There is a privately held pharmaceutical company in Switzerland that collaborated with us for many years. This company asked Harvard University (Boston USA) to check the antithrombotic activity of flavonoids in 2012 and they found a flavonoid showing a strong activity against thrombosis which led the company to start a clinical trial of this molecule in the US.

We are supplying the clinical substance produced under GMP since 2014. They have successfully completed phase 2 and will move to phase 3 soon. As I mentioned, flavonoids have a disadvantage of poor oral absorption. This clinical flavonoid is also no exception. We learned that the effective dose is 1g a day for the first clinical trial.  The dosage of 1g seemed to be too high in terms of patient quality of life. The company CEO is very interested in our oral-absorption-improved EubioIoquercitrin because it can reduce the dose significantly and it will be possible to materialize a more appropriate dose. We are expecting that our new product can contribute to the next generation of flavonoid pharma drugs in the future. In addition it allows for the globalization of companies. Again this is one example but it shows the reasons why we have developed it.


You have mentioned India in the 70s, China, Myanmar and similar initiatives to yours in Switzerland. Where are you concentrating your expansion in terms of your international strategy and are you considering any local partners to achieve that?

Our technology is made in Japan and by the Japanese. In order to collaborate with international partners, it is very important not only to teach our technology but accept their local culture and way of thinking. This takes time. However, in order to maintain our technology and preserve the Japanese tradition in the world an attitude of acceptance of local realities is of utmost importance. That is a basic tenet of a future internationalization. More specifically, we are only further engaging with companies in the world that meet two conditions. One is that they should have a keen interest in naturally occurring active materials and, second, they should understand our business model.

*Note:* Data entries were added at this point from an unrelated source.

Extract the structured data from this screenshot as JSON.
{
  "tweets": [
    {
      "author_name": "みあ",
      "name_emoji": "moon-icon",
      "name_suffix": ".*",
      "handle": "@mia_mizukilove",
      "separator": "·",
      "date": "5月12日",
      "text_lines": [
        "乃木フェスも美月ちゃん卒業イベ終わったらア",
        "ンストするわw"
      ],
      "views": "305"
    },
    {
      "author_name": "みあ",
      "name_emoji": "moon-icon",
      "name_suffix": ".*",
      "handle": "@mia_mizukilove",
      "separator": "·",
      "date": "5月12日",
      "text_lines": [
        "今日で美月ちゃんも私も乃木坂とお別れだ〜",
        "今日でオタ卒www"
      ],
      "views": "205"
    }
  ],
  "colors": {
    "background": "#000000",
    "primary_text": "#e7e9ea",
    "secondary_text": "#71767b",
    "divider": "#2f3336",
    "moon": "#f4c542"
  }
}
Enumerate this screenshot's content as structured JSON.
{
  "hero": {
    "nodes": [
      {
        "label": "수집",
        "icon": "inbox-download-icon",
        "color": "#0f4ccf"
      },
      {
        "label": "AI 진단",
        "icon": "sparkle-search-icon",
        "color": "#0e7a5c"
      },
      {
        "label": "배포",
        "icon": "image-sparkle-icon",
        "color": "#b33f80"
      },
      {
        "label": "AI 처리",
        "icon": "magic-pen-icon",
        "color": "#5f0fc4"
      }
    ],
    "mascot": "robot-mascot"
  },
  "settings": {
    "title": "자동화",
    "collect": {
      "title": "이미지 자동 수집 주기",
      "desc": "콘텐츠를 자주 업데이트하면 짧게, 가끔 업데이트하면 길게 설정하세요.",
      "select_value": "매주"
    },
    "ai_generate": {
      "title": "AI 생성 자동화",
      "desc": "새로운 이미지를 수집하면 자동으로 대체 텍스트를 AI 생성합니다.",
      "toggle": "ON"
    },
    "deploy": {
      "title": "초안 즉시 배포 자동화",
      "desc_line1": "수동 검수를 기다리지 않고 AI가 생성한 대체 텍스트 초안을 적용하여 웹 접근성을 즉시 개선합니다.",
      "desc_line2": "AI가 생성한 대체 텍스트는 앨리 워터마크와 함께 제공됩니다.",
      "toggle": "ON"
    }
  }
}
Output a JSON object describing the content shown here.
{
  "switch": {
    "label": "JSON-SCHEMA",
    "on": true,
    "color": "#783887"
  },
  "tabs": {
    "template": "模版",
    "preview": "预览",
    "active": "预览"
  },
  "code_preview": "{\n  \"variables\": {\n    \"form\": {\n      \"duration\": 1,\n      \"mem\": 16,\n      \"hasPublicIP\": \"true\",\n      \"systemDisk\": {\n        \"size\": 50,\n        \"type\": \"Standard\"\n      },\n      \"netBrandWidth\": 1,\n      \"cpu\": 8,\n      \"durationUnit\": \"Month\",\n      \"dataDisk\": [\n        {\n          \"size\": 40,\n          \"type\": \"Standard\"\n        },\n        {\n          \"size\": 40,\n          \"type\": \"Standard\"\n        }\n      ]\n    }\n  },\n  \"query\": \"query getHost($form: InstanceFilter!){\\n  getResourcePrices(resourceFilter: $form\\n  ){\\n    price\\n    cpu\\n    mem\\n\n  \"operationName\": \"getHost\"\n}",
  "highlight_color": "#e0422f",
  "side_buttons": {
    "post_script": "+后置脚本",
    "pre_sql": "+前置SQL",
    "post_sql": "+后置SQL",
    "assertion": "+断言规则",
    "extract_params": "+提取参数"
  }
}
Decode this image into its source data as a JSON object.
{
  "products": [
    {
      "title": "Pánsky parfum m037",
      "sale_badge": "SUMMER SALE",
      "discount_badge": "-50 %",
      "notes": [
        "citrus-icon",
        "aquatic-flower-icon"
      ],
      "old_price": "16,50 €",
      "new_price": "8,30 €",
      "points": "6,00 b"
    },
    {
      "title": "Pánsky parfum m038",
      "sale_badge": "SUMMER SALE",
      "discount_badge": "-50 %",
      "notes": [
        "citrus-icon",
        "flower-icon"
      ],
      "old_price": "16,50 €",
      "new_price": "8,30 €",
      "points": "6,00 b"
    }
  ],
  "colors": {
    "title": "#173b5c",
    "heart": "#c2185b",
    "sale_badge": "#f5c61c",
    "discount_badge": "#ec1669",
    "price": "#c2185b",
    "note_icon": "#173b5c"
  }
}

We have had a poor track record in the past in establishing a plant overseas. The main reason was a lack of a proper attitude from us to understand the local reality or culture. Only teaching our technology to locals is not enough. In order to improve our track record we should understand their local culture and reality and then teach them kaizen and our ways.


How would you explain the importance of the Alps brand worldwide to someone reading your interview? What would you like stress about what the Alps brand stands for?

Two things: One is the ability to assemble our existing and accumulated technology. The other is the ability to understand the market and to retrieve the necessary information from customers and having the two abilities would enable us to have developed our brand, EubioflavonoidsTM.


You are developing many new products. If we were to interview you again in 10 years what would you like to tell us. What are your dreams as the president of the company?

My goal is for more and more people steadily accessing pharmas, regardless if they are lower income individuals by providing low cost, safe and powerful medicines